Background: The cell bodies of sensory neurons, which transmit information from the external environment to the spinal cord, can be found at all levels of the spinal column in paired structures called dorsal root ganglia (DRG). Rodent DRG neurons have long been studied in the laboratory to improve understanding of sensory nerve development and function, and have been instrumental in determining mechanisms underlying pain and neurodegeneration in disorders of the peripheral nervous system. Here, we describe a simple, step-by-step protocol for the swift isolation of mouse DRG, which can be enzymatically dissociated to produce fully differentiated primary neuronal cultures, or processed for downstream analyses, such as immunohistochemistry or RNA profiling.
Findings: After dissecting out the spinal column, from the base of the skull to the level of the femurs, it can be cut down the mid-line and the spinal cord and meninges removed, before extracting the DRG and detaching unwanted axons.
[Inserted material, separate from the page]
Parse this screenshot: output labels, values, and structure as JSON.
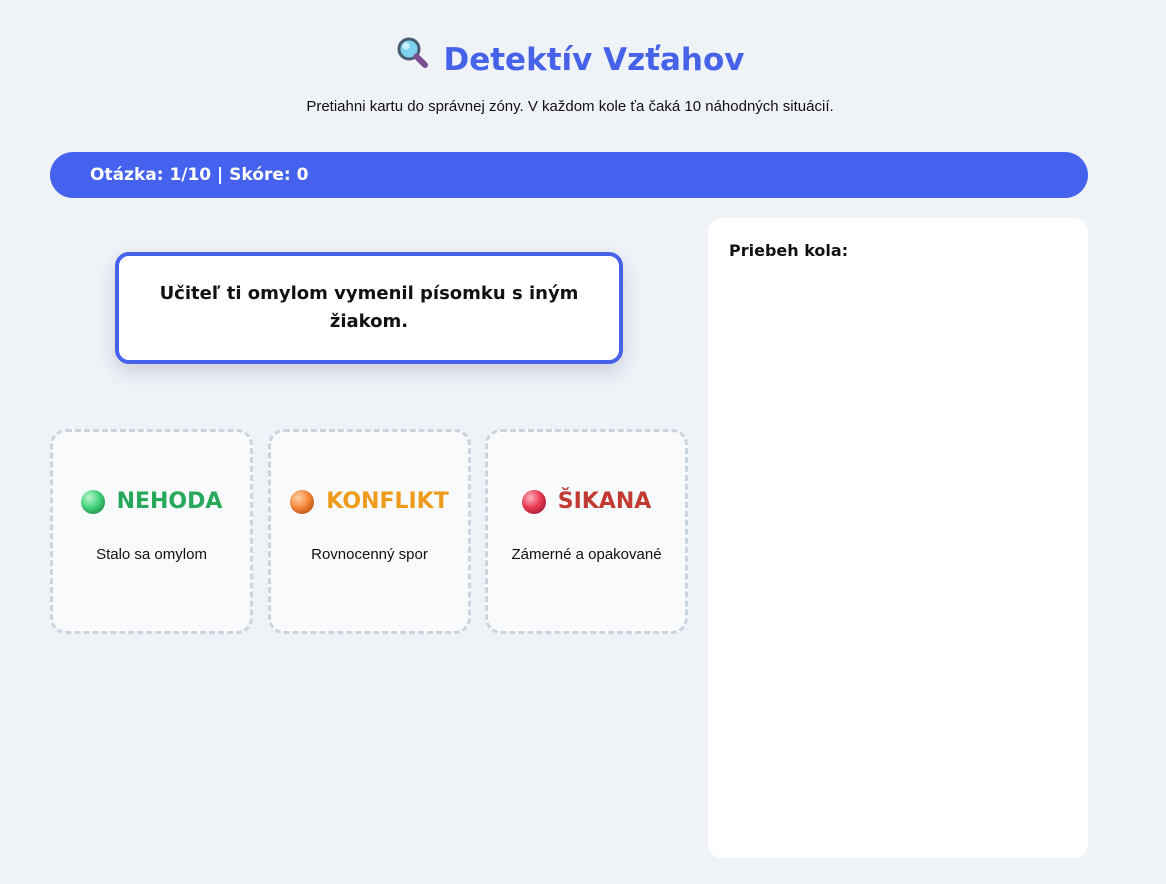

This protocol allows the easy and rapid isolation of DRG with minimal practice and dissection experience. The process is both faster and less technically challenging than extracting the ganglia from the in situ column after performing a dorsal laminectomy.
Conclusions: This approach reduces the time required to collect DRG, thereby improving efficiency, permitting less opportunity for tissue deterioration, and, ultimately, increasing the chances of generating healthy primary DRG cultures or high quality, reproducible experiments using DRG tissue.